Web page and app entries
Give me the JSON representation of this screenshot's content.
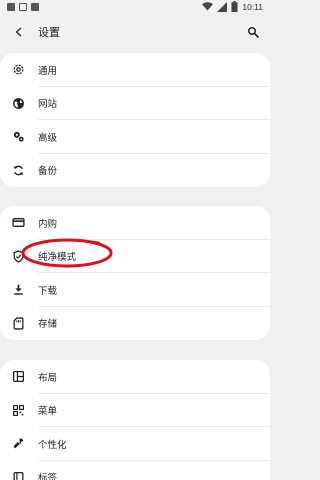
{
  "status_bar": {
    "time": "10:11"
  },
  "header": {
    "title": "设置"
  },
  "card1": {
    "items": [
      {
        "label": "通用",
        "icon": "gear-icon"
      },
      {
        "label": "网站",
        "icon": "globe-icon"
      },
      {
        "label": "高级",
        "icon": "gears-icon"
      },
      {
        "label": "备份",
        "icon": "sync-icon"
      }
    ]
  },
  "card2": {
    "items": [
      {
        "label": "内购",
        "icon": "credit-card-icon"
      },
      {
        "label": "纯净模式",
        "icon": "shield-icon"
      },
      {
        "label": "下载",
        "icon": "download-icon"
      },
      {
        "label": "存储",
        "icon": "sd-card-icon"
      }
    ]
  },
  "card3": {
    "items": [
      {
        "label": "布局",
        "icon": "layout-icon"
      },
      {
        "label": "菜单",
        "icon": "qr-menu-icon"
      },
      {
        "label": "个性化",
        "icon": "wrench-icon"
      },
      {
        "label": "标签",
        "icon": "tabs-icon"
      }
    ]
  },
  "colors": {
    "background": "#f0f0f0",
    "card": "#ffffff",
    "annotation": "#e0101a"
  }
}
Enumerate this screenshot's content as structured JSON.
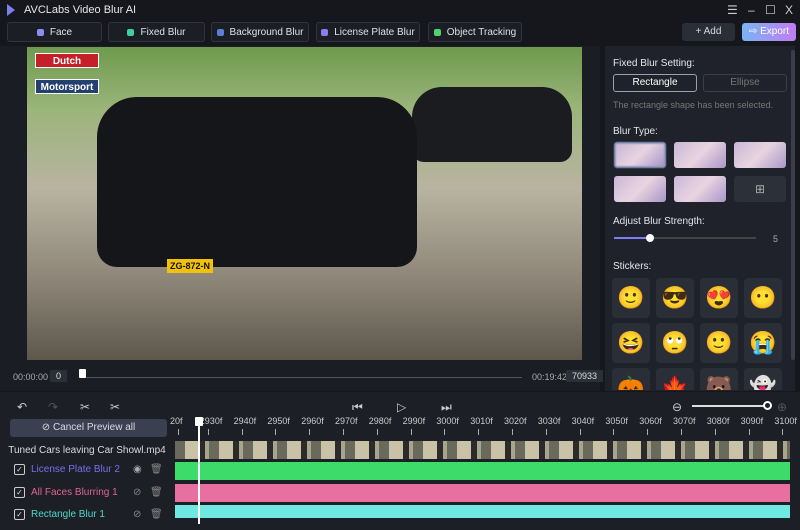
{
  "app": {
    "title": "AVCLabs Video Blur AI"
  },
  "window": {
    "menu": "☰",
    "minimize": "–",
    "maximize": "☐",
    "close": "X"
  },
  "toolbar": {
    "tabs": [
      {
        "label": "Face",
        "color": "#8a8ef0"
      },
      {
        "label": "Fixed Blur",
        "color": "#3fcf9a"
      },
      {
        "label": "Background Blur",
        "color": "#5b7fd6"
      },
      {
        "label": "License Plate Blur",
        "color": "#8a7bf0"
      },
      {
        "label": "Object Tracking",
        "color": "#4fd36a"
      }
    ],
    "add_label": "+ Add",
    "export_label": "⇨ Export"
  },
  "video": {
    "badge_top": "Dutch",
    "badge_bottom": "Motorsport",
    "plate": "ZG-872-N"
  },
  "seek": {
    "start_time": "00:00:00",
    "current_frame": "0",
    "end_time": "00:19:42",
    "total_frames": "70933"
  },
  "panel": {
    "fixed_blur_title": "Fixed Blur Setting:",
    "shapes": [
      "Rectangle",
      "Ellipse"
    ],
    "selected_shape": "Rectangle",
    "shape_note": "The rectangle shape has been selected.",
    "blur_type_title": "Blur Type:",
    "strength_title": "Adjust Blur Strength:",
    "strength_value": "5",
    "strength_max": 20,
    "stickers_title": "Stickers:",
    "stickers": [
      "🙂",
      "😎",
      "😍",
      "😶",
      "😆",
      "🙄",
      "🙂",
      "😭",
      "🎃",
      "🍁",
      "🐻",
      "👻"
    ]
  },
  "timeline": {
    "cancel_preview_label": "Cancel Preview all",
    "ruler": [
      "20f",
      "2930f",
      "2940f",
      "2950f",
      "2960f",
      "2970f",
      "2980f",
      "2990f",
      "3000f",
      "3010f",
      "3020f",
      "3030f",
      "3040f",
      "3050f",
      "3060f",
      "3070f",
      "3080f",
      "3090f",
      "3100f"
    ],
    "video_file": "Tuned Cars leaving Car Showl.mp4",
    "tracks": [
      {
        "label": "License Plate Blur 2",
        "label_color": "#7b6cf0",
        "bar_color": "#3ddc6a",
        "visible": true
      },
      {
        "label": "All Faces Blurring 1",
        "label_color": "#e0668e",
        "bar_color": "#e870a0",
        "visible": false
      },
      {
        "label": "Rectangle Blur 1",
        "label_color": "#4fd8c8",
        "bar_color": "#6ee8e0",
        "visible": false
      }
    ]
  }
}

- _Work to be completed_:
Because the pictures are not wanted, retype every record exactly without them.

- _Answer section_:
Give me the JSON representation of this screenshot's content.
{
  "status_bar": {
    "time": "10:11"
  },
  "header": {
    "title": "设置"
  },
  "card1": {
    "items": [
      {
        "label": "通用",
        "icon": "gear-icon"
      },
      {
        "label": "网站",
        "icon": "globe-icon"
      },
      {
        "label": "高级",
        "icon": "gears-icon"
      },
      {
        "label": "备份",
        "icon": "sync-icon"
      }
    ]
  },
  "card2": {
    "items": [
      {
        "label": "内购",
        "icon": "credit-card-icon"
      },
      {
        "label": "纯净模式",
        "icon": "shield-icon"
      },
      {
        "label": "下载",
        "icon": "download-icon"
      },
      {
        "label": "存储",
        "icon": "sd-card-icon"
      }
    ]
  },
  "card3": {
    "items": [
      {
        "label": "布局",
        "icon": "layout-icon"
      },
      {
        "label": "菜单",
        "icon": "qr-menu-icon"
      },
      {
        "label": "个性化",
        "icon": "wrench-icon"
      },
      {
        "label": "标签",
        "icon": "tabs-icon"
      }
    ]
  },
  "colors": {
    "background": "#f0f0f0",
    "card": "#ffffff",
    "annotation": "#e0101a"
  }
}
Enumerate this screenshot's content as structured JSON.
{
  "app": {
    "title": "AVCLabs Video Blur AI"
  },
  "window": {
    "menu": "☰",
    "minimize": "–",
    "maximize": "☐",
    "close": "X"
  },
  "toolbar": {
    "tabs": [
      {
        "label": "Face",
        "color": "#8a8ef0"
      },
      {
        "label": "Fixed Blur",
        "color": "#3fcf9a"
      },
      {
        "label": "Background Blur",
        "color": "#5b7fd6"
      },
      {
        "label": "License Plate Blur",
        "color": "#8a7bf0"
      },
      {
        "label": "Object Tracking",
        "color": "#4fd36a"
      }
    ],
    "add_label": "+ Add",
    "export_label": "⇨ Export"
  },
  "video": {
    "badge_top": "Dutch",
    "badge_bottom": "Motorsport",
    "plate": "ZG-872-N"
  },
  "seek": {
    "start_time": "00:00:00",
    "current_frame": "0",
    "end_time": "00:19:42",
    "total_frames": "70933"
  },
  "panel": {
    "fixed_blur_title": "Fixed Blur Setting:",
    "shapes": [
      "Rectangle",
      "Ellipse"
    ],
    "selected_shape": "Rectangle",
    "shape_note": "The rectangle shape has been selected.",
    "blur_type_title": "Blur Type:",
    "strength_title": "Adjust Blur Strength:",
    "strength_value": "5",
    "strength_max": 20,
    "stickers_title": "Stickers:",
    "stickers": [
      "🙂",
      "😎",
      "😍",
      "😶",
      "😆",
      "🙄",
      "🙂",
      "😭",
      "🎃",
      "🍁",
      "🐻",
      "👻"
    ]
  },
  "timeline": {
    "cancel_preview_label": "Cancel Preview all",
    "ruler": [
      "20f",
      "2930f",
      "2940f",
      "2950f",
      "2960f",
      "2970f",
      "2980f",
      "2990f",
      "3000f",
      "3010f",
      "3020f",
      "3030f",
      "3040f",
      "3050f",
      "3060f",
      "3070f",
      "3080f",
      "3090f",
      "3100f"
    ],
    "video_file": "Tuned Cars leaving Car Showl.mp4",
    "tracks": [
      {
        "label": "License Plate Blur 2",
        "label_color": "#7b6cf0",
        "bar_color": "#3ddc6a",
        "visible": true
      },
      {
        "label": "All Faces Blurring 1",
        "label_color": "#e0668e",
        "bar_color": "#e870a0",
        "visible": false
      },
      {
        "label": "Rectangle Blur 1",
        "label_color": "#4fd8c8",
        "bar_color": "#6ee8e0",
        "visible": false
      }
    ]
  }
}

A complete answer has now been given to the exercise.